One of the more important questions to consider before selling a business is why.

"There are many different reasons to sell a business and different goals," says Erik Ginsberg, Slate Capital Group co-founder. "Maybe it's a business you've owned for 30 years and you're done, you want to retire, get the best price you can, hit the beach and enjoy life. Or maybe you want to take a longer run at the business, so maybe you want to sell a piece but retain a significant stake and get a partner that brings some assets to the table."

The size of a business sometimes affects the goal in a sale. For example, a large organization looking to sell a division might be primarily interested in achieving the highest price and certainty of close. Smaller companies, however, often have owners who care very much what happens to the company after the sale. They want to get a good price, but those who intend to stick around also want a good partner. They want to know how the partner can help, the resources they bring, if they're easy to work with, etc. Those who are looking to retire after a sale have another way of thinking. They also want a high price, but they're often thinking about their employee base and making sure they're looked after.

"You need to think about all these goals that you have because it's really going to impact how you approach selling your business, to whom you bring the business to potentially sell it," Ginsberg says. "You always have to begin with what is the seller trying to accomplish."

Jamie Benoit, formerly the CEO of FEDDATA, says he lived those two thought processes in the two sales he experienced with his business. The first time he sold to private equity, a transaction that was all about capital infusion and the acquisition. He took the money from that sale and put it all back into the business.

When he sold the second time, he was in pursuit of a different outcome.

"There were a number of people, roughly two dozen, many of whom were ex-government, who had never had an event like this," Benoit says "Some of my motivation was driven by helping people who were nearing retirement get a liquidity event that they deserved — take care of school loans, mortgages, all that stuff — and then stay on with the business."

Benoit also learned about the difficulties that can come with selling a business. He says the first transaction was painful. But he exited that deal with some good advice that he put to work immediately.

"What I did between that transaction and the second one was I kept a living data room," Benoit says. "And so for the entirety of the time between the first transaction and the second one, I had my team keep probably an 80 percent-done data room at all times. And that did a few things: one, it put us in a really good position if we had an opportunity to do something strategic. But two, it taught everybody a lot about the business that they didn't know, and (about) the way we did business internally."

That living data room, the second time around, meant the work he had to do to transact, even though the second transaction was orders of magnitude bigger, was much easier. That's  because the really hard work was 80 done before he went to market.

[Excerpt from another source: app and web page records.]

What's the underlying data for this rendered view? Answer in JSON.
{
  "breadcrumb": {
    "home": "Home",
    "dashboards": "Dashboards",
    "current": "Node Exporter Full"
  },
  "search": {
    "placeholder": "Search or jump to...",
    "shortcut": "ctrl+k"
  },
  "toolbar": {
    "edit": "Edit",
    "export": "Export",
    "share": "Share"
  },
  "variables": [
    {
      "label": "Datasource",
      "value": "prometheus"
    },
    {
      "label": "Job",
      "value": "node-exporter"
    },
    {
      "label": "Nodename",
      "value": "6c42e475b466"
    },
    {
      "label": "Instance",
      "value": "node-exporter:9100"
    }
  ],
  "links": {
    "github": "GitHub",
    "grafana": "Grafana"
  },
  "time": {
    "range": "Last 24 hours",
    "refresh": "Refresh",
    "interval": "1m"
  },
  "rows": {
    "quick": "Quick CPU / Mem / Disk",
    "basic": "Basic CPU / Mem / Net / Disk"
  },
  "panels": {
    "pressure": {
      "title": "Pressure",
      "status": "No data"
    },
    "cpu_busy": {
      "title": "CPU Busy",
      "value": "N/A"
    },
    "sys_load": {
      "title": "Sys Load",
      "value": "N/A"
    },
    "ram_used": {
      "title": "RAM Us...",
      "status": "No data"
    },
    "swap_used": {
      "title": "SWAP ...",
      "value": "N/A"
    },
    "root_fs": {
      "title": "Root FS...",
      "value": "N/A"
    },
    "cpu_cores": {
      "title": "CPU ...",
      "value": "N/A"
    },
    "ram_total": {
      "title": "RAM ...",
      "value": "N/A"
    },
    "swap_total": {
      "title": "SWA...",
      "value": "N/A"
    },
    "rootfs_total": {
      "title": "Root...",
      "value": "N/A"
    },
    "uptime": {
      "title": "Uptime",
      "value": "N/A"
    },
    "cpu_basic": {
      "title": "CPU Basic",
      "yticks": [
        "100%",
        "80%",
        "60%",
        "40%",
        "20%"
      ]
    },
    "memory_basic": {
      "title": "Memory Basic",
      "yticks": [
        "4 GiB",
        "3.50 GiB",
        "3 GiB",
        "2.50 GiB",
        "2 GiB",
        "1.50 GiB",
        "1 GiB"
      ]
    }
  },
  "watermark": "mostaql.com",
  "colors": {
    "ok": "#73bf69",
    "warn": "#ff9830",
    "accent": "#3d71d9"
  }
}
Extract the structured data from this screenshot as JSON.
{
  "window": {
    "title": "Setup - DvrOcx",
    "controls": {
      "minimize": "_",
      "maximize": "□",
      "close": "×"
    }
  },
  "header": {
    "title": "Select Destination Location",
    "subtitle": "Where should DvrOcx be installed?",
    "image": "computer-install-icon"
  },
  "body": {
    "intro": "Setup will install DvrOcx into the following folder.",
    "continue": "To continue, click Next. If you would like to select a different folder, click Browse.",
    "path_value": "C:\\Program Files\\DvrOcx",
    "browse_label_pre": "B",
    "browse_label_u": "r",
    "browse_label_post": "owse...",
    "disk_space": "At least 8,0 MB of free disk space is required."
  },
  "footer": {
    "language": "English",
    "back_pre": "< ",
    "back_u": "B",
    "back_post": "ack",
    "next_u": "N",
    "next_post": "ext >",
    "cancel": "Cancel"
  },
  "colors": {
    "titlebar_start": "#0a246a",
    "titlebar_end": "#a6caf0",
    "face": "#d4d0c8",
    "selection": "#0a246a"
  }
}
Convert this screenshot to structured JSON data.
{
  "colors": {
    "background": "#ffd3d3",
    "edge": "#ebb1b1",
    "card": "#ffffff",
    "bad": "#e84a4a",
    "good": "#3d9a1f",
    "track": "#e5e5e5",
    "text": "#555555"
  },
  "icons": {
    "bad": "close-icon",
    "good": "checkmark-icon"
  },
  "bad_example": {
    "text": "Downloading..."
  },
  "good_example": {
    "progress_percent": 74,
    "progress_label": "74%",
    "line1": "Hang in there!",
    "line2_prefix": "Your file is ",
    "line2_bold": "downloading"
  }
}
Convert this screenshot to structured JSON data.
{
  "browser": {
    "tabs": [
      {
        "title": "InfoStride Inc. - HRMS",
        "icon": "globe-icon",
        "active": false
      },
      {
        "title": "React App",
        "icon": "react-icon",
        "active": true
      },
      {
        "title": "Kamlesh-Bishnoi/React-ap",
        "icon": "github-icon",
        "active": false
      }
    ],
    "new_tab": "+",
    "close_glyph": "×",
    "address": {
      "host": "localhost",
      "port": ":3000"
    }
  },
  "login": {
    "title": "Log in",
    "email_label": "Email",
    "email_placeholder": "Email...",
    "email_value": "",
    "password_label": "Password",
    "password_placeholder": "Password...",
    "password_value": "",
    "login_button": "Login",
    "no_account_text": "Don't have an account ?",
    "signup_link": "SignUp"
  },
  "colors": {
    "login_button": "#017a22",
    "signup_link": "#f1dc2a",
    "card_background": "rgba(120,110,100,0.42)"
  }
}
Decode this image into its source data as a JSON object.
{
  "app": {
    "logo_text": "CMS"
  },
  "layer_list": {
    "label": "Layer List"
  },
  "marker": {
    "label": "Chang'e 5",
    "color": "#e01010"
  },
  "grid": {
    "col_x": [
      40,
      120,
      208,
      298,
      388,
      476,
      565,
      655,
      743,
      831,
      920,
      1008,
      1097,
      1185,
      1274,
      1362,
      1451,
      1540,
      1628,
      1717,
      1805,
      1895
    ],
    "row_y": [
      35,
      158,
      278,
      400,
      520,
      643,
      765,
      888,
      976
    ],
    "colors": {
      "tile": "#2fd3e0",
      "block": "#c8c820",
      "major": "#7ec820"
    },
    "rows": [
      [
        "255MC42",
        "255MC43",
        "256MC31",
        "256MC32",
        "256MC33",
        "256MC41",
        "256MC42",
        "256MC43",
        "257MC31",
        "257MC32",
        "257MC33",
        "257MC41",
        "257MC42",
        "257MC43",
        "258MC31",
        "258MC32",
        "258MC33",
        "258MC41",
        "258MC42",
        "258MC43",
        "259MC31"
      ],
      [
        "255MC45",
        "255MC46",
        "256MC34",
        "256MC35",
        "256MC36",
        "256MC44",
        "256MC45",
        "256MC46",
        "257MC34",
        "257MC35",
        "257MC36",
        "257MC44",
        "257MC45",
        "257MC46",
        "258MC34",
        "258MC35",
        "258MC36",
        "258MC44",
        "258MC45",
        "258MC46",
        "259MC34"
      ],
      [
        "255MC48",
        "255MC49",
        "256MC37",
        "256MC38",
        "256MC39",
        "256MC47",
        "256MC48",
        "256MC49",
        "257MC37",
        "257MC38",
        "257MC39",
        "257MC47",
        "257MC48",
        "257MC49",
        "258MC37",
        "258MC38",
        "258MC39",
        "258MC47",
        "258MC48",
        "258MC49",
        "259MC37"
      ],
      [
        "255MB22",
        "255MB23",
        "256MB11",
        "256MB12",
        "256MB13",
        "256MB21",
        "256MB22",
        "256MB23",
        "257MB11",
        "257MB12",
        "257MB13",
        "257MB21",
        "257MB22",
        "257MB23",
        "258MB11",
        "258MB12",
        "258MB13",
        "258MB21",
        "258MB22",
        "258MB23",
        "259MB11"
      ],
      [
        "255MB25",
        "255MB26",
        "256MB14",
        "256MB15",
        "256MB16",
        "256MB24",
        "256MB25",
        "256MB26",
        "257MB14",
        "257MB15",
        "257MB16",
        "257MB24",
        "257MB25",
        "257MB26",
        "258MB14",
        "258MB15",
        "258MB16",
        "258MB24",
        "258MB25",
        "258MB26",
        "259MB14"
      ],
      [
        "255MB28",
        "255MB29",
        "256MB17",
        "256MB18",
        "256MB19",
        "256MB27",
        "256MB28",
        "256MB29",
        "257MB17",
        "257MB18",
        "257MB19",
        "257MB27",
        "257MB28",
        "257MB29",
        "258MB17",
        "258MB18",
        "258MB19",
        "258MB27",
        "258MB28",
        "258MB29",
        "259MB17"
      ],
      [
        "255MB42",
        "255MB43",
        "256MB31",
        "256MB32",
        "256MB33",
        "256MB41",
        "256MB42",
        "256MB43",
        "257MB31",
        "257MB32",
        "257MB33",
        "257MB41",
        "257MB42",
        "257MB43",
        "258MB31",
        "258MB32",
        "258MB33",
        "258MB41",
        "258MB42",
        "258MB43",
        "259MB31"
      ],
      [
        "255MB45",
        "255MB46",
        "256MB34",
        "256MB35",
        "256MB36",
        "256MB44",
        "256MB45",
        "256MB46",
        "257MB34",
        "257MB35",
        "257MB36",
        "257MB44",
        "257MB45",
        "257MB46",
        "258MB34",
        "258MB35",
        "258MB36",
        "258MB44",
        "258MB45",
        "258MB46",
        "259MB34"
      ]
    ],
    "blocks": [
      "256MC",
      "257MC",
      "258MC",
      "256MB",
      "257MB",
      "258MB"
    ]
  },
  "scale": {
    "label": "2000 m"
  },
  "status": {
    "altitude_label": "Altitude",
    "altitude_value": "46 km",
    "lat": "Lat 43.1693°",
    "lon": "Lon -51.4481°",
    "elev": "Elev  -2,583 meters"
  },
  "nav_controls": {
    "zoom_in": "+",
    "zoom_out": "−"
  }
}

"We knew things would come up," he says. "Our buyer would ask questions for documents that maybe weren't in the data room, but we knew where to find them pretty quickly. And the really hard work of on our side on the sell side had been done before we even went out with the company."

Also, the team that was going to be out on the street selling the company were the same people who had been updating this data room. So, when theye went out, the tone was very conversational between them and the world of buyers because everyone was so intimately familiar with the operation of the business that it made for a much easier process — one that only took about five months.

Ginsberg says selling is painful a process for seller who have never been through it.

"You have no idea how time-consuming (it is)," Ginsberg says. "You can't really run a business and sell a business at the same time well, but you have no choice."

That's why it's really important for advisers to prepare sellers for what it is that they're endeavoring to do.

"If you really want to put your company up for sale and do it the right way, it's going to be almost like another full-time job for a few months," he says. "And you're not going to enjoy it. But if you get through it, hopefully you accomplish all your goals and it's worth it. But let's not kid anybody. It's a painful process."

Ginsberg and Benoit, along with BDO's Dan Wahlberg and Saul Ewing Arnstein & Lehr's Andrew Segall, spoke at the Baltimore Smart Business Dealmakers Conference about choosing a buyer for your company. Hit play on the video above to catch the full panel discussion.